Updated: Apr 16
More often than not, we spend little to no time thinking about how our food waste is managed. As consumers we put our food in the trash and expect that someone else will do something with it. Most of us understand that it's probably not great that our food is ending up in a landfill somewhere, but the issue is much larger than that. In an article by Foodprint, there are about 125 to 160 billion pounds of food in the United States that go to waste every year, much of this food being perfectly edible and nutritious (Foodprint). An article by NRDC elaborates on this statistic, explaining how Americans don't eat 40% of the food we consume (NRDC). That amount of waste equates to around 1250 calories lost per person, 21% of US landfills wasted, 19% of U.S. cropland wasted, or 21% of US water for agricultural use!
The agricultural system and food waste program are creating irreversible, detrimental effects on the environment. One of the underutilized solutions to the climate crisis is taking initiative in working towards a more sustainable food system. We need to start enforcing policies which promote a circular food economy rather than a linear one that temporarily profits off of exploitation.
This is an issue far greater than any individual, but we as individuals are partially responsible for this crisis. According to NRDC, households hold the largest responsibility in contributing to food waste (2012 NRDC). The small, yet important responsibility we hold in the food system gives us power to make positive changes in the way we handle our unused food. There are numerous policy proposals in place to reduce food waste in the United States. Although these policies may help reduce the effects of food pollution, we may not see these go into effect for decades.
I believe one of the most important changes we can make to counteract the negative effects of our wasteful food system is to integrate a compost bin into our homes. Composting our food significantly reduces or eliminates our contribution to food waste into landfills. The issue with food in landfills is the organic matter is actually preserved by the compact fitting of the landfill, making it much harder to actually recycle back into the soil. Food in landfills also contributes a greater amount of greenhouse gas emissions than food in compost bins.
Here is a list by Interstate Waste Services describing what you can and cannot compost. Look at all the things you can recycle back into your soil rather than contributing to the landfill crisis!
I have had a compost bin for almost two years now, and I have saved dozens of pounds of waste. My compost bin has allowed me to save tens of thousands of food scraps, flowers, paper products, leaves, and so much more from landfills. I keep an equal balance between greens and browns in the compost bin for the best results. I also mix my compost up once a week so the waste decomposes faster. Having worms in your compost bin is a sign that your bin is healthy and the waste is being decomposed by the insects. Interacting with your compost bin has actually been proven to help boost your immune system.

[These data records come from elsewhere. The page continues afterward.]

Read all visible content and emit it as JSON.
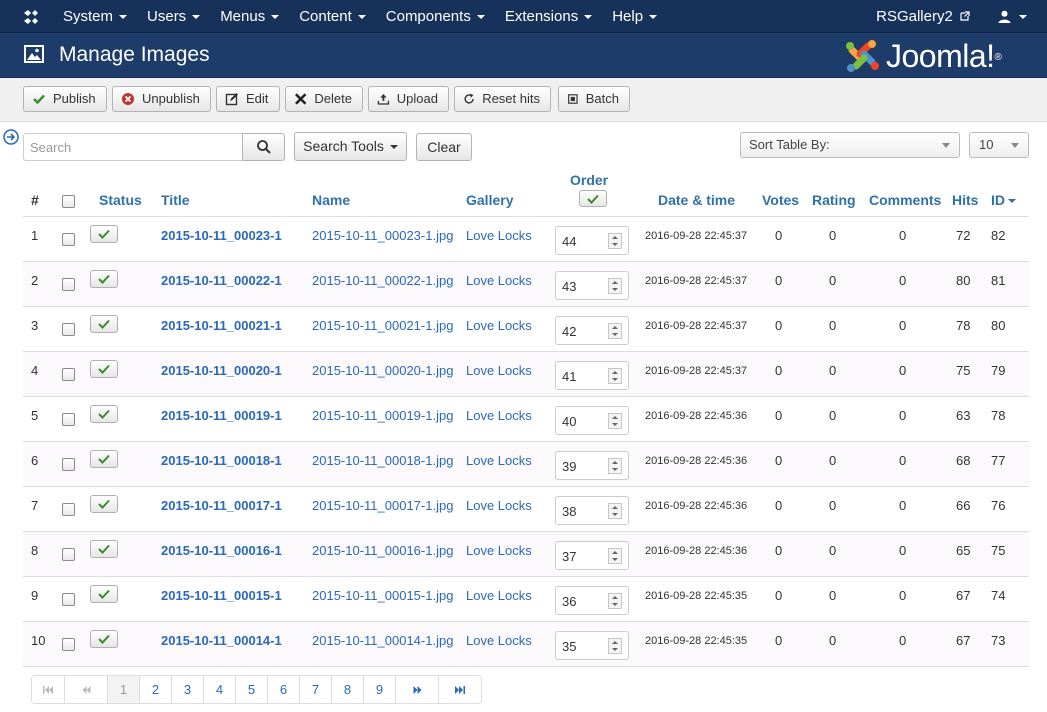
{
  "nav": {
    "menu": [
      "System",
      "Users",
      "Menus",
      "Content",
      "Components",
      "Extensions",
      "Help"
    ],
    "site_link": "RSGallery2"
  },
  "header": {
    "title": "Manage Images",
    "brand": "Joomla!"
  },
  "toolbar": {
    "publish": "Publish",
    "unpublish": "Unpublish",
    "edit": "Edit",
    "delete": "Delete",
    "upload": "Upload",
    "reset_hits": "Reset hits",
    "batch": "Batch"
  },
  "filters": {
    "search_placeholder": "Search",
    "search_tools": "Search Tools",
    "clear": "Clear",
    "sort_placeholder": "Sort Table By:",
    "limit": "10"
  },
  "columns": {
    "num": "#",
    "status": "Status",
    "title": "Title",
    "name": "Name",
    "gallery": "Gallery",
    "order": "Order",
    "date": "Date & time",
    "votes": "Votes",
    "rating": "Rating",
    "comments": "Comments",
    "hits": "Hits",
    "id": "ID"
  },
  "rows": [
    {
      "num": "1",
      "title": "2015-10-11_00023-1",
      "name": "2015-10-11_00023-1.jpg",
      "gallery": "Love Locks",
      "order": "44",
      "date": "2016-09-28 22:45:37",
      "votes": "0",
      "rating": "0",
      "comments": "0",
      "hits": "72",
      "id": "82"
    },
    {
      "num": "2",
      "title": "2015-10-11_00022-1",
      "name": "2015-10-11_00022-1.jpg",
      "gallery": "Love Locks",
      "order": "43",
      "date": "2016-09-28 22:45:37",
      "votes": "0",
      "rating": "0",
      "comments": "0",
      "hits": "80",
      "id": "81"
    },
    {
      "num": "3",
      "title": "2015-10-11_00021-1",
      "name": "2015-10-11_00021-1.jpg",
      "gallery": "Love Locks",
      "order": "42",
      "date": "2016-09-28 22:45:37",
      "votes": "0",
      "rating": "0",
      "comments": "0",
      "hits": "78",
      "id": "80"
    },
    {
      "num": "4",
      "title": "2015-10-11_00020-1",
      "name": "2015-10-11_00020-1.jpg",
      "gallery": "Love Locks",
      "order": "41",
      "date": "2016-09-28 22:45:37",
      "votes": "0",
      "rating": "0",
      "comments": "0",
      "hits": "75",
      "id": "79"
    },
    {
      "num": "5",
      "title": "2015-10-11_00019-1",
      "name": "2015-10-11_00019-1.jpg",
      "gallery": "Love Locks",
      "order": "40",
      "date": "2016-09-28 22:45:36",
      "votes": "0",
      "rating": "0",
      "comments": "0",
      "hits": "63",
      "id": "78"
    },
    {
      "num": "6",
      "title": "2015-10-11_00018-1",
      "name": "2015-10-11_00018-1.jpg",
      "gallery": "Love Locks",
      "order": "39",
      "date": "2016-09-28 22:45:36",
      "votes": "0",
      "rating": "0",
      "comments": "0",
      "hits": "68",
      "id": "77"
    },
    {
      "num": "7",
      "title": "2015-10-11_00017-1",
      "name": "2015-10-11_00017-1.jpg",
      "gallery": "Love Locks",
      "order": "38",
      "date": "2016-09-28 22:45:36",
      "votes": "0",
      "rating": "0",
      "comments": "0",
      "hits": "66",
      "id": "76"
    },
    {
      "num": "8",
      "title": "2015-10-11_00016-1",
      "name": "2015-10-11_00016-1.jpg",
      "gallery": "Love Locks",
      "order": "37",
      "date": "2016-09-28 22:45:36",
      "votes": "0",
      "rating": "0",
      "comments": "0",
      "hits": "65",
      "id": "75"
    },
    {
      "num": "9",
      "title": "2015-10-11_00015-1",
      "name": "2015-10-11_00015-1.jpg",
      "gallery": "Love Locks",
      "order": "36",
      "date": "2016-09-28 22:45:35",
      "votes": "0",
      "rating": "0",
      "comments": "0",
      "hits": "67",
      "id": "74"
    },
    {
      "num": "10",
      "title": "2015-10-11_00014-1",
      "name": "2015-10-11_00014-1.jpg",
      "gallery": "Love Locks",
      "order": "35",
      "date": "2016-09-28 22:45:35",
      "votes": "0",
      "rating": "0",
      "comments": "0",
      "hits": "67",
      "id": "73"
    }
  ],
  "pagination": {
    "pages": [
      "1",
      "2",
      "3",
      "4",
      "5",
      "6",
      "7",
      "8",
      "9"
    ],
    "active_page": "1",
    "first_icon": "first-page-icon",
    "prev_icon": "prev-page-icon",
    "next_icon": "next-page-icon",
    "last_icon": "last-page-icon"
  },
  "colors": {
    "navbar": "#17325a",
    "header": "#1d3c6a",
    "link": "#2a69b8",
    "check": "#3c8a2e"
  }
}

You can buy a compost bin for as little as 10 dollars, but I recycled a large plastic bin and have found equal success. I would recommend keeping your compost bin somewhere dry and cool. Here’s 2 years of my families organic plant waste.
Over time, these organic materials will transform back into nutrient dense soil. This soil can be used to grow your own food or plants. This new topsoil will significantly boost the fruitfulness and growth of your plants at home.
Composting can be done anywhere. Even if you live in an apartment or dorm room, composting should be made a priority. Community composting centers are becoming more and more commonplace, as many cities have a composting facility accessible. This is a great alternative for those with absolutely no place for a compost bin.
I hope you make the earth a priority for the new year and every year. Composting is one of the best ways to reduce your carbon footprint and change your relationship with the earth from a parasitic relationship to a mutually beneficial relationship. The earth has the amazing ability to turn our waste into beauty, but only if we are able to work with her.